Or, if you want to help out some gamer kid on eBay and sell them the laptop, you’ll first need to destroy the media housing that FCI. So, the kid will have to find himself a new hard drive too, because you will have shredded or incinerated yours (per 800-88). We recommend that you just hold onto media (lock it away) ready for sanitization, then dispose of it in batches every now and again. Should save you a few bucks instead of doing it every time you’re moving on from old hardware.
Our honest opinion on the FAR 17
We have been asked our honest opinion of the FAR 17, and whether or not we believe it is an effective framework for “basic” safeguarding of sensitive information such as FCI. Our honest answer is… not really. Not that our opinion really matters, since the law is the law, and the FAR 17 is what is required for CMMC Level 1. However, that didn’t stop us from compiling our list of what we would like to see as the basic set of protections for creating a “defense-in-depth” cybersecurity program. We call it the Totem Top 10™:
- Know Your Assets
- Train Your Users
- Whitelist Software
- Patch Software & Operating Systems
- Restrict Admin Privileges
- Harden System Components
- Segment Your Network
- Backup Your Data & Test Restoration
- Enable Multi-Factor Authentication
- Collect & Analyze Event Logs
Some of these are baked into the FAR 17 already, but some aren’t, and that is the concerning part to us. These aren’t just our opinion, either – many of the world’s leading security organizations are already advocating for these basic safeguards. So, when we are working with small businesses who want to take cybersecurity seriously and not just do the bare minimum to be compliant with the law, we point them to the Totem Top 10™. Implementing these safeguards will not only result in a well-rounded defense-in-depth cybersecurity program, but it will also put you well on your way towards being compliant with the FAR 17. Contact us if the Totem Top 10™ is something you are interested in implementing. We can help.
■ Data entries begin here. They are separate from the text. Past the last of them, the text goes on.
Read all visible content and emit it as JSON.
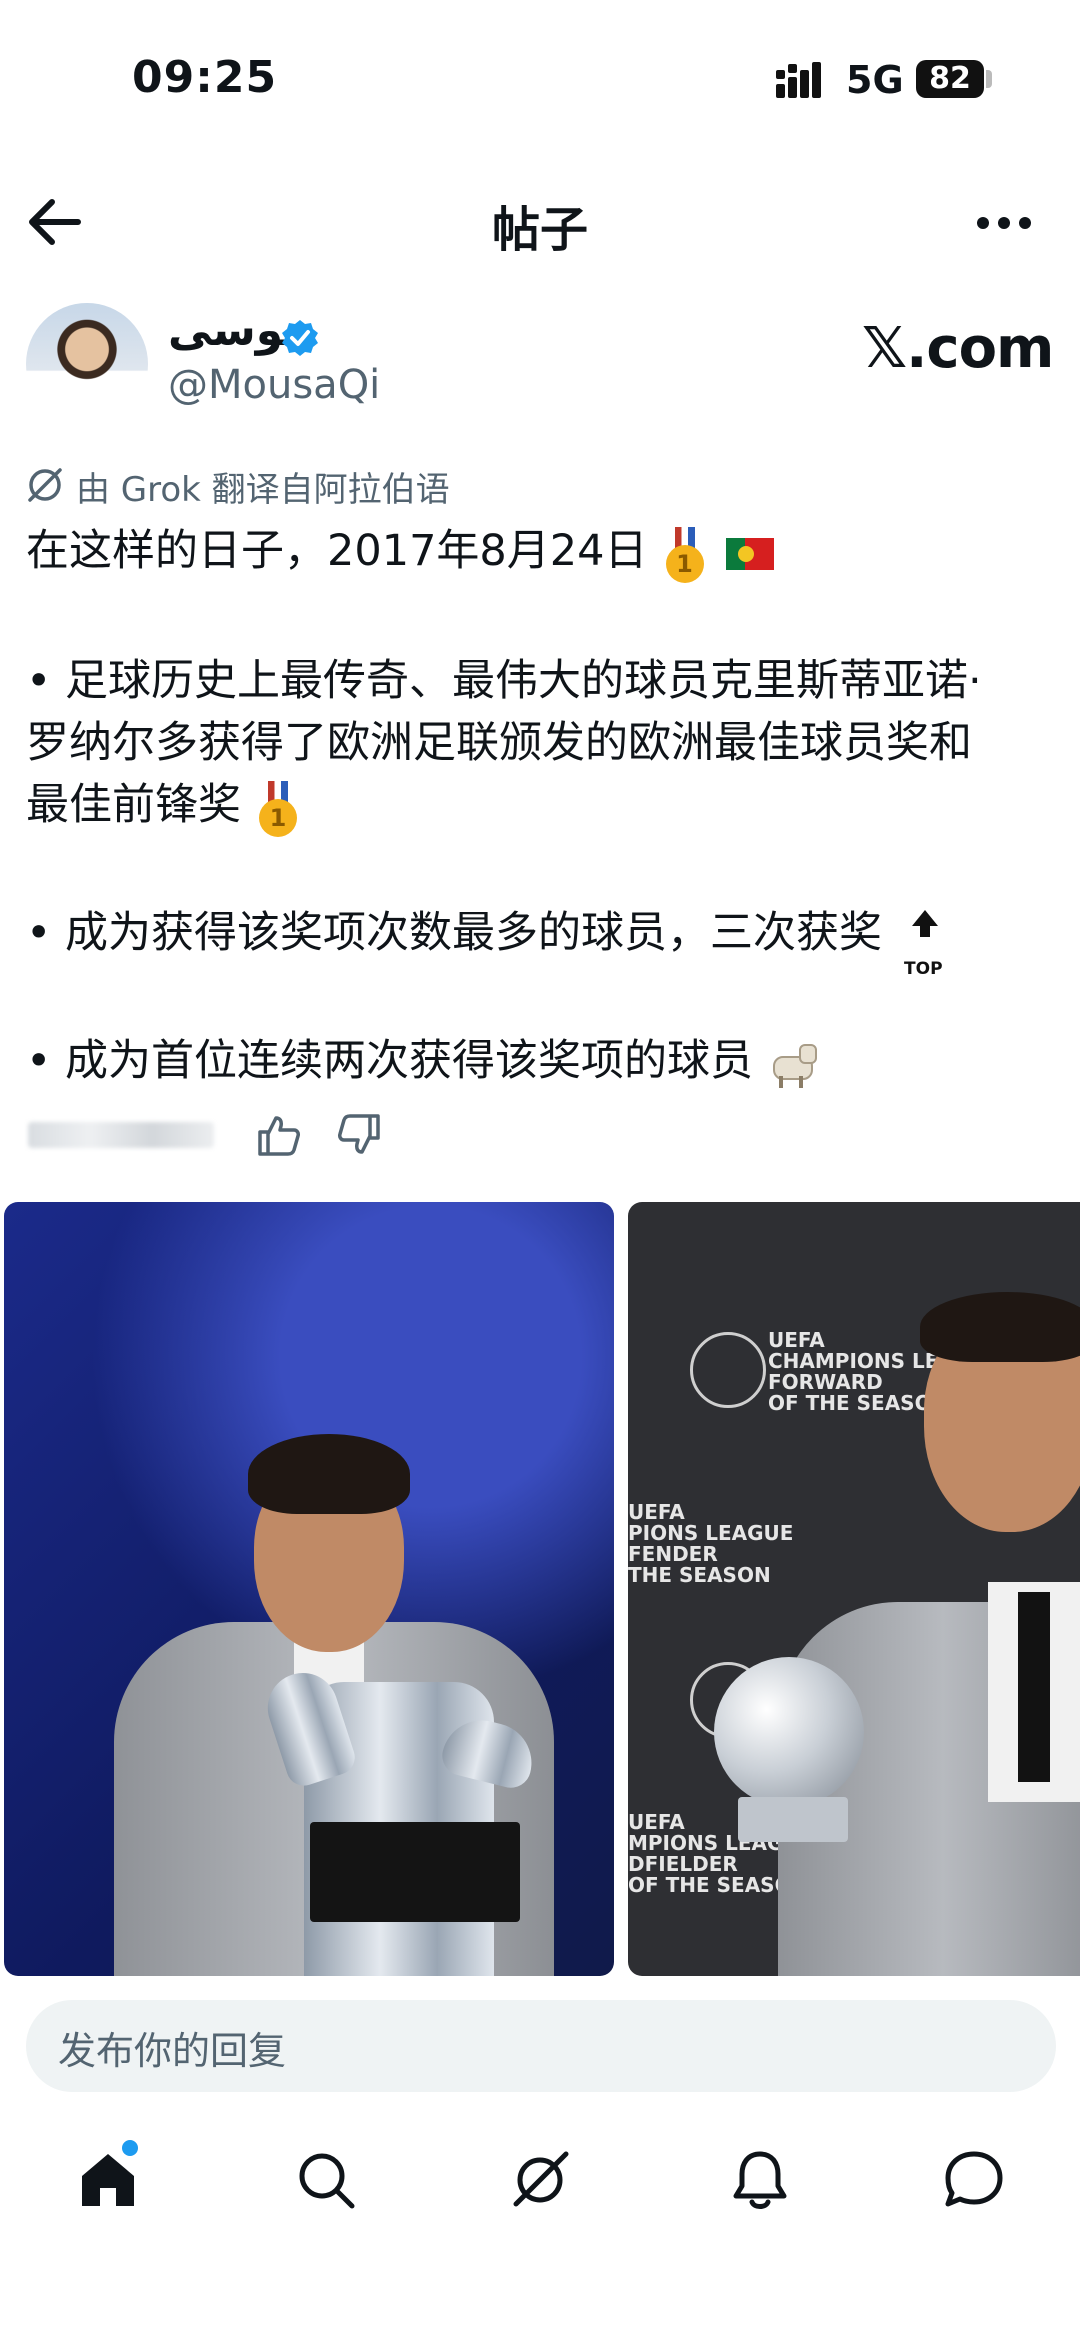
{
  "status_bar": {
    "time": "09:25",
    "network": "5G",
    "battery": "82"
  },
  "header": {
    "title": "帖子"
  },
  "post": {
    "author": {
      "display_name": "موسى",
      "handle": "@MousaQi"
    },
    "site_logo": "𝕏.com",
    "translation_note": "由 Grok 翻译自阿拉伯语",
    "lines": [
      "在这样的日子，2017年8月24日",
      "• 足球历史上最传奇、最伟大的球员克里斯蒂亚诺·",
      "罗纳尔多获得了欧洲足联颁发的欧洲最佳球员奖和",
      "最佳前锋奖",
      "• 成为获得该奖项次数最多的球员，三次获奖",
      "• 成为首位连续两次获得该奖项的球员"
    ],
    "emoji": {
      "medal_number": "1",
      "top_badge": "TOP"
    },
    "photo_texts": {
      "photo_2_logo_1": "UEFA\nCHAMPIONS LEAGUE\nFORWARD\nOF THE SEASON",
      "photo_2_logo_2": "UEFA\nPIONS LEAGUE\nFENDER\nTHE SEASON",
      "photo_2_logo_3": "UEFA\nMPIONS LEAGUE\nDFIELDER\nOF THE SEASON"
    }
  },
  "reply": {
    "placeholder": "发布你的回复"
  },
  "colors": {
    "accent": "#1d9bf0",
    "text": "#0f1419",
    "muted": "#536471",
    "reply_bg": "#eff3f4"
  },
  "icons": [
    "back-arrow-icon",
    "more-icon",
    "verified-icon",
    "translate-icon",
    "thumbs-up-icon",
    "thumbs-down-icon",
    "home-icon",
    "search-icon",
    "grok-icon",
    "bell-icon",
    "message-icon"
  ]
}
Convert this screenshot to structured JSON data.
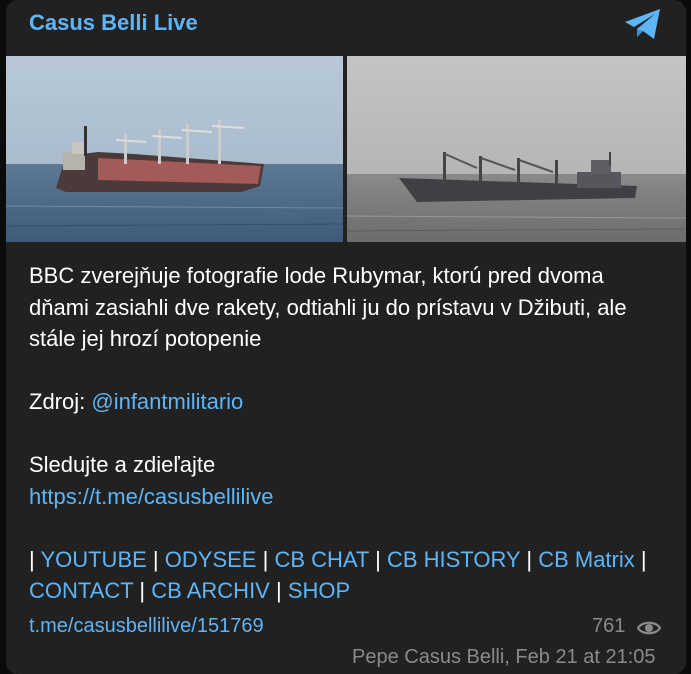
{
  "channel": {
    "title": "Casus Belli Live",
    "icon": "telegram-plane-icon",
    "accent": "#5eb5f7"
  },
  "photos": [
    {
      "name": "photo-ship-left",
      "description": "ship-photo"
    },
    {
      "name": "photo-ship-right",
      "description": "ship-photo"
    }
  ],
  "post": {
    "paragraph1": "BBC zverejňuje fotografie lode Rubymar, ktorú pred dvoma dňami zasiahli dve rakety, odtiahli ju do prístavu v Džibuti, ale stále jej hrozí potopenie",
    "source_label": "Zdroj: ",
    "source_handle": "@infantmilitario",
    "follow_text": "Sledujte a zdieľajte",
    "channel_url": "https://t.me/casusbellilive",
    "links": {
      "youtube": "YOUTUBE",
      "odysee": "ODYSEE",
      "cb_chat": "CB CHAT",
      "cb_history": "CB HISTORY",
      "cb_matrix": "CB Matrix",
      "contact": "CONTACT",
      "cb_archiv": "CB ARCHIV",
      "shop": "SHOP"
    },
    "separator": "|"
  },
  "footer": {
    "post_link": "t.me/casusbellilive/151769",
    "views": "761",
    "views_icon": "eye-icon",
    "author_date": "Pepe Casus Belli, Feb 21 at 21:05"
  }
}
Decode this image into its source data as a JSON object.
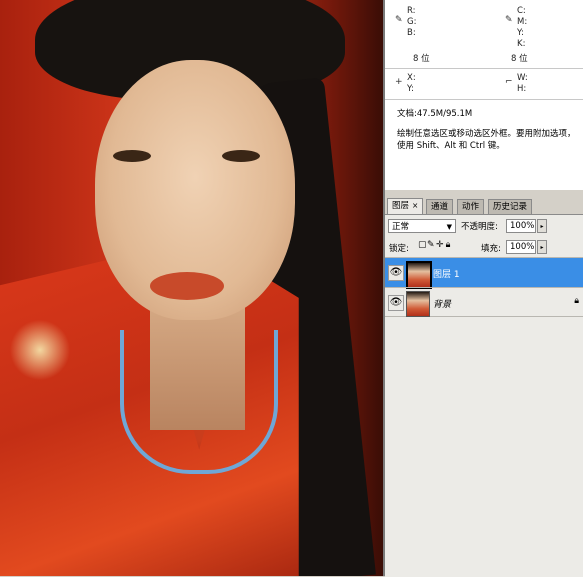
{
  "info_panel": {
    "rgb": {
      "r": "R:",
      "g": "G:",
      "b": "B:"
    },
    "cmyk": {
      "c": "C:",
      "m": "M:",
      "y": "Y:",
      "k": "K:"
    },
    "bits_left": "8 位",
    "bits_right": "8 位",
    "xy": {
      "x": "X:",
      "y": "Y:"
    },
    "wh": {
      "w": "W:",
      "h": "H:"
    },
    "doc": "文档:47.5M/95.1M",
    "hint": "绘制任意选区或移动选区外框。要用附加选项，使用 Shift、Alt 和 Ctrl 键。"
  },
  "layers_panel": {
    "tabs": [
      {
        "label": "图层",
        "close": "×"
      },
      {
        "label": "通道"
      },
      {
        "label": "动作"
      },
      {
        "label": "历史记录"
      }
    ],
    "blend_mode": "正常",
    "opacity_label": "不透明度:",
    "opacity_value": "100%",
    "lock_label": "锁定:",
    "fill_label": "填充:",
    "fill_value": "100%",
    "layers": [
      {
        "name": "图层 1",
        "selected": true
      },
      {
        "name": "背景",
        "locked": true
      }
    ]
  },
  "colors": {
    "selection": "#3a8ee6",
    "panel_bg": "#d4d0c8"
  }
}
During this blog, we examined all 17 safeguards required by FAR 52.204-21 and CMMC Level 1, and we provided some interpretation to help you get started. Hopefully, you concluded that none of these requirements are particularly difficult to implement, and you already have some ideas about how you will implement them in your own environment. Feel free to download our CMMC Level 1 Checklist – a tool we created for you to perform a preliminary assessment of your implementation of the FAR 17.
If you find that you would like further guidance on FAR 52.204-21, FCI, CUI or the like, grab a seat in one of our Workshops, where we talk about everything you need to know for CMMC. Or, drop us a line; we love talking about all this stuff!
Keep fighting the good fight!
–Nathan Cross, Cybersecurity Engineer